The transport ministry said on Monday it will be submitting a proposal to the cabinet by the end of July on how to resolve an impasse stemming from a proposal to build a €23 million floating project off the coast of Larnaca.
Spokesman for the ministry Demetris Constantinou told the Cyprus Mail that there were gaps in the legislation allowing the construction of a development in the sea off the Piale Pasa area which would be connected to dry land with a 100 metre pier.
Toumazos Andreou Enterprises submitted a proposal in 2014 to for the project which would include restaurants, cafes, swimming pools and conference rooms. Up to 300 jobs would also be created, the developers said.
In October 2015, the attorney-general, in response to a query by the department of merchant shipping, said there were no provisions in the law regarding granting a licence for a floating project in waters governed by the Republic of Cyprus.
He said that according to the constitution, it is the cabinet which is responsible on matters regarding Cyprus’ territory however there is no law regulating this specific matter.
“There is currently a gap right now,” Constantinou said which may require parliament passing a bill to harmonise the current legislation.
In its last session, the cabinet decided that Transport Minister Marios Demetriades and Interior Minister Constantinos Petrides will discuss and seek the legal opinion of the attorney-general once again, he added.
“In any case, the ministry will have to submit to cabinet a proposal by the end of July.”
Part of the problem is that too many departments are involved, sources close to the project have told the Cyprus Mail. So far, the environmental department, antiquities department, department of merchant shipping and the ports authority are all involved.
Irene Constantinou, which dealt with the case in her capacity at the department of environment, told the Cyprus Mail that several concerns had arisen when they had examined the case.
An ad hoc committee comprising of all the relevant department was set up to discuss all the issues surrounding the case.
“We were told the project had the capacity to hold up to 2,000 people,” she said. This brought up questions surrounding safety and ensuring the construction would not collapse.
According to Constantinou, the committee had also set conditions on waste management and recycling, requiring the environment was not harmed or affected in any negative way.

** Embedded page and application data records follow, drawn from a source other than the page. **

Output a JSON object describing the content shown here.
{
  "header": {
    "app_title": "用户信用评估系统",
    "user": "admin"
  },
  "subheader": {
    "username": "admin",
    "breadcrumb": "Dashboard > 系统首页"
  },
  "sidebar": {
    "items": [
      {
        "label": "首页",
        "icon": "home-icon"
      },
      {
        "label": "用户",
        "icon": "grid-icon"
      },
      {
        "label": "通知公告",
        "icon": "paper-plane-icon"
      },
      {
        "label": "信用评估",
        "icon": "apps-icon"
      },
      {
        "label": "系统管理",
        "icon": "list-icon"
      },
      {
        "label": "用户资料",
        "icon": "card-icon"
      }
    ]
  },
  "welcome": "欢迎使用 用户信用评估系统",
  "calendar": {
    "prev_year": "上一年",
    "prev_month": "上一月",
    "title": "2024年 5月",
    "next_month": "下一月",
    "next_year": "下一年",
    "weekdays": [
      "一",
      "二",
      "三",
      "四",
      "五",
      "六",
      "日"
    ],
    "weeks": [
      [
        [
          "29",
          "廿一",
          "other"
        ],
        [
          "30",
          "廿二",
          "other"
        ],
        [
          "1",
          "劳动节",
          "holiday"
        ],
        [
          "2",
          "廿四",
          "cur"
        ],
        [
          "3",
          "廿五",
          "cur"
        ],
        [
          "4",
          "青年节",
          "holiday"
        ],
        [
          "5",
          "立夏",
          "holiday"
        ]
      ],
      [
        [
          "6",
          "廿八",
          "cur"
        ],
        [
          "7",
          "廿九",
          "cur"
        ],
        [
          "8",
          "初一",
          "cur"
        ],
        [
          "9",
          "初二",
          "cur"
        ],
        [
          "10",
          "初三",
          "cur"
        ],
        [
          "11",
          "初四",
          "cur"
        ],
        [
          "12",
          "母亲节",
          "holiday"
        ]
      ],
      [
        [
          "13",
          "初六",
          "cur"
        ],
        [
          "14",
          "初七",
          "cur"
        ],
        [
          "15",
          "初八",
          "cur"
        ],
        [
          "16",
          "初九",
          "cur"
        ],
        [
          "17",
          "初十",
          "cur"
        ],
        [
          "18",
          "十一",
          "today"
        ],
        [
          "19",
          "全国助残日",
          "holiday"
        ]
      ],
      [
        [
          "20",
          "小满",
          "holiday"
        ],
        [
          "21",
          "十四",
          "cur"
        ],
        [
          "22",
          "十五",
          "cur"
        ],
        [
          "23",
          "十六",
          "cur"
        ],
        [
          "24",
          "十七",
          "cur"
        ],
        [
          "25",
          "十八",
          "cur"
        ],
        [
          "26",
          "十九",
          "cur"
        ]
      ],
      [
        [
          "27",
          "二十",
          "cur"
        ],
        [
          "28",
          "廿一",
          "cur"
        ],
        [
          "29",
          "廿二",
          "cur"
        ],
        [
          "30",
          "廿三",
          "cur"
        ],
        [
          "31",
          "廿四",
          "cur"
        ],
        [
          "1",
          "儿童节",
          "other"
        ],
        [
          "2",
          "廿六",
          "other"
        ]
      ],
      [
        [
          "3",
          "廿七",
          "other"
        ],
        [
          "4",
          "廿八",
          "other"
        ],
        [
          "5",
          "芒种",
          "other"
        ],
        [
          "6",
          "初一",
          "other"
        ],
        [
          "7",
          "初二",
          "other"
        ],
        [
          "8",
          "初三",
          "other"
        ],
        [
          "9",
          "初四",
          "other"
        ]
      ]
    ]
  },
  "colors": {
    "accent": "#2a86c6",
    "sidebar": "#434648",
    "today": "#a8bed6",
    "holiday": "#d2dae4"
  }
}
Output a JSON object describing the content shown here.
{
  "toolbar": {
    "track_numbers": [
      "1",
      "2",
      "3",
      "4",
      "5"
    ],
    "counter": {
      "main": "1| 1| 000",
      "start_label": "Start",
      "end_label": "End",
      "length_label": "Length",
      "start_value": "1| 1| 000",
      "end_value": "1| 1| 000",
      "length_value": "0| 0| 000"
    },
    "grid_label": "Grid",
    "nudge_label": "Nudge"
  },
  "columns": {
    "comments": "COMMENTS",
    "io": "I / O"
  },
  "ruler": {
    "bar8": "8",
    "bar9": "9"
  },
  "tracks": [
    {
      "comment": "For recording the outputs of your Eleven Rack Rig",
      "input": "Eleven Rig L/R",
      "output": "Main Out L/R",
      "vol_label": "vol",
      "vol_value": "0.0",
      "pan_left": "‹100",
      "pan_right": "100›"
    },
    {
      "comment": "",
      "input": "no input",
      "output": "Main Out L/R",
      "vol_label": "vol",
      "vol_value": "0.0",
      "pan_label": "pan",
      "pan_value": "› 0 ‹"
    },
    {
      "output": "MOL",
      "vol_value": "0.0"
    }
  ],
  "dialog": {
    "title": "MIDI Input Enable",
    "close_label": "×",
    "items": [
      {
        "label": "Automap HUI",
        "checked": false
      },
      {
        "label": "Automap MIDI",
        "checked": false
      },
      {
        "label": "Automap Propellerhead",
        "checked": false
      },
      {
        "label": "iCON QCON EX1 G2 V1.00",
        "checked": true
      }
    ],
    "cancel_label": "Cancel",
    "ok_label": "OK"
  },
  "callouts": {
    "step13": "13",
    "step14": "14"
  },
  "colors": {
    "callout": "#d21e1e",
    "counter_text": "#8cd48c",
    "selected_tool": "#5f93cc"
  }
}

“We’re talking about the sea, we can’t have any waste go into the sea. This is also an area where people go to swim.”
Another issue was that this area of the coast has shallow waters and every year, bulldozers were brought in to remove sand that accumulated around the coast.
There were also discussions on the lighting and sound that would emanate from the floating project. “It requires power. The restaurants, cafes, and so on would need a generator,” she said, and this raise issues of the fuel the services would need.
In a correspondence seen by the Cyprus Mail dated April 15, 2016, from the environmental department to Panicos Nicolaides, the engineer for the company, said that provided all the requirements could be met, a permit could be granted.
Larnaca mayor Andreas Vyras told the Cyprus Mail on Monday that delays were stemming from the legal gaps that had come to light.
“We are very positive about this development. If they manage to meet all the requirements from all the departments then this is a welcome development for our city,” he said.
Nicolaides was not immediately available for comment.